“When I was born, my feet were turned inward. So I had to wear braces for the first four years of my life. They told me I’d never be able to run, play sports, I’d never be able to do anything… I played basketball, I ran track, did all these things and never had any problems.” 

“I went to the army recruiting officer in Athens, I went to the armory there to talk to Sergeant Keller. Talked to him said I’d like to join; I’d like to be a frontline combat medic.” 

“But they talked to their physical guy for the military, and they told me not to show up, because they wouldn’t take me because of being born with a defect. I was really bummed out because I really wanted to do it.” 

“I’m not able to do like I used to. We had a couple of recent structure fires and the body lets me know you can’t do that job as well as you used to. I still enjoy doing the job, I still like going out and helping people and doing what I can.” 

Q: What other jobs do you work and how else are you involved in the community?

“I work for Athens County EMS full-time, I’ve been with them since 1985. I went full-time with them in 2003.” 

“I help run a cub scout day camp, I’ve been involved with that for the last six years. I help run a delivery service business. Also a part-time employee for Hughes Moquin Funeral Home. Been with them since 2013.” 

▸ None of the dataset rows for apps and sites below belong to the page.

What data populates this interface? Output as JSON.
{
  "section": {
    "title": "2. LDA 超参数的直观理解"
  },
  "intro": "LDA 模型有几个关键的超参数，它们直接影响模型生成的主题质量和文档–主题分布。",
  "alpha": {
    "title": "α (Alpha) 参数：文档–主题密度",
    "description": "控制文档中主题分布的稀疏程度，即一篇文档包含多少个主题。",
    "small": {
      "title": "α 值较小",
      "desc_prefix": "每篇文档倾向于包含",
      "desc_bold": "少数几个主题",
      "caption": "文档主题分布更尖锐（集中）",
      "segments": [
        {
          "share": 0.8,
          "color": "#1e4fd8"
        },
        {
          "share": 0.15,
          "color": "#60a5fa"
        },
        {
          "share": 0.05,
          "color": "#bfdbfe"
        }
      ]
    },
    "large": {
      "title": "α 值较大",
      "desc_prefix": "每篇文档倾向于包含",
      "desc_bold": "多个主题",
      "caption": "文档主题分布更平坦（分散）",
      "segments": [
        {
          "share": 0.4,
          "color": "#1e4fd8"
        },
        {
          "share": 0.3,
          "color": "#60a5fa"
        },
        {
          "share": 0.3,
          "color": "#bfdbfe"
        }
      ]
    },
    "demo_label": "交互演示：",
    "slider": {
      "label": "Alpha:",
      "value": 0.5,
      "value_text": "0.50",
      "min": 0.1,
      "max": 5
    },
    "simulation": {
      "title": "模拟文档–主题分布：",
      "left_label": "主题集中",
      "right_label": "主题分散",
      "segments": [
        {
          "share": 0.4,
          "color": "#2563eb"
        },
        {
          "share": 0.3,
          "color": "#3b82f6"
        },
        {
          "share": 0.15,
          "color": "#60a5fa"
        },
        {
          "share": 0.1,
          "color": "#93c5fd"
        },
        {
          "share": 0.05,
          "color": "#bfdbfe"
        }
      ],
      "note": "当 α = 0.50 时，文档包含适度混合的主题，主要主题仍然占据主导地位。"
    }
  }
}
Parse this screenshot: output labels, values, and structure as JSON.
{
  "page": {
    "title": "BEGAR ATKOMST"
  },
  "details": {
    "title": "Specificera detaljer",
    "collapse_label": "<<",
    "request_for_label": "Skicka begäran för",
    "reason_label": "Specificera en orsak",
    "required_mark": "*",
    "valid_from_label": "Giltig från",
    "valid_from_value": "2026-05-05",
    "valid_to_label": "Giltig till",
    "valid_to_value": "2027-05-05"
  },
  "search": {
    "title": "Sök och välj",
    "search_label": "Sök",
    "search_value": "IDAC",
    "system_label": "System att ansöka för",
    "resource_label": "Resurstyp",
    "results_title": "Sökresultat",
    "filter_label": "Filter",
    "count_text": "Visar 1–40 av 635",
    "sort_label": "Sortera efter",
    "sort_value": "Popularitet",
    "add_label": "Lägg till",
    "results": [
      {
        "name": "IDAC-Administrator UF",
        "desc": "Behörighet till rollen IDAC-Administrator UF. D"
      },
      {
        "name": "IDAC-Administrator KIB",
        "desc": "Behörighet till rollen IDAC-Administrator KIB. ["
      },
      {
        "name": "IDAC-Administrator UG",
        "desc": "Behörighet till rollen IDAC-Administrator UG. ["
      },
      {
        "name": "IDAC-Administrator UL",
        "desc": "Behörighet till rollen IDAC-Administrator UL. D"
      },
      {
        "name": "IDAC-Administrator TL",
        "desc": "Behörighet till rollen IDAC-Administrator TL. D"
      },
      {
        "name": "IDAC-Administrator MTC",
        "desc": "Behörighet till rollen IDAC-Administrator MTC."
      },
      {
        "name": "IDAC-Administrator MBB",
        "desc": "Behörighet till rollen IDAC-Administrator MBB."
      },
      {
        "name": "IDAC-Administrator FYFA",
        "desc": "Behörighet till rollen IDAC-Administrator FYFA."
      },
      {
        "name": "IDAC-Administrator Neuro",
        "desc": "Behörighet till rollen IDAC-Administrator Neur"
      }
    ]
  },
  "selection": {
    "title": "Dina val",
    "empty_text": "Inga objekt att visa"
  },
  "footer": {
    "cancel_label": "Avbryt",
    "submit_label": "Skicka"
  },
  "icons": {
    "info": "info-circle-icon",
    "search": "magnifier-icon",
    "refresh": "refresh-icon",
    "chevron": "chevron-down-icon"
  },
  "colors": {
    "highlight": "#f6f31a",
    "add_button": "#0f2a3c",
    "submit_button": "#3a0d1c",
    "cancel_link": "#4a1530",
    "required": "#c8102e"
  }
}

“I belong to a Masonic Lodge, been involved with it for several years. I also belong to York Rite Bodies in Athens. I’m an auxiliary member for the Albany VFW post in Albany and help with it quite a bit. Just recently became bingo chairman for the VFW.”

“I go to my grandkids sporting events and watch them do things and grow up. I play golf when I get the chance to. I’m involved with helping with the charity golf tournament itself.” 

Q: How did you feel when you won the national firefighter award?

“I had no idea an award like that even existed, let alone being nominated for that award. That was definitely a huge honor, and privilege to be awarded.”  

“I’ve been doing the job for a long time, I’ve never looked for any kind of recognition ever. I just do a job I love doing, I’ve been very humbled to receive that award.”

“I thought okay, I won the state, but I mean there’s a lot more people out there that probably a lot more deserving than I am, that should have won the national award.” 

“You got people in New York and California, and then Philadelphia and Chicago. I mean, all these are great big, huge cities that does probably a lot of heroic things to, that are just as deserving as I was to win the award.” 

“Somehow, they picked me to be the national award winner. I was deeply honored to win that also, and just blown away, just pretty much speechless when they told me that I won it.”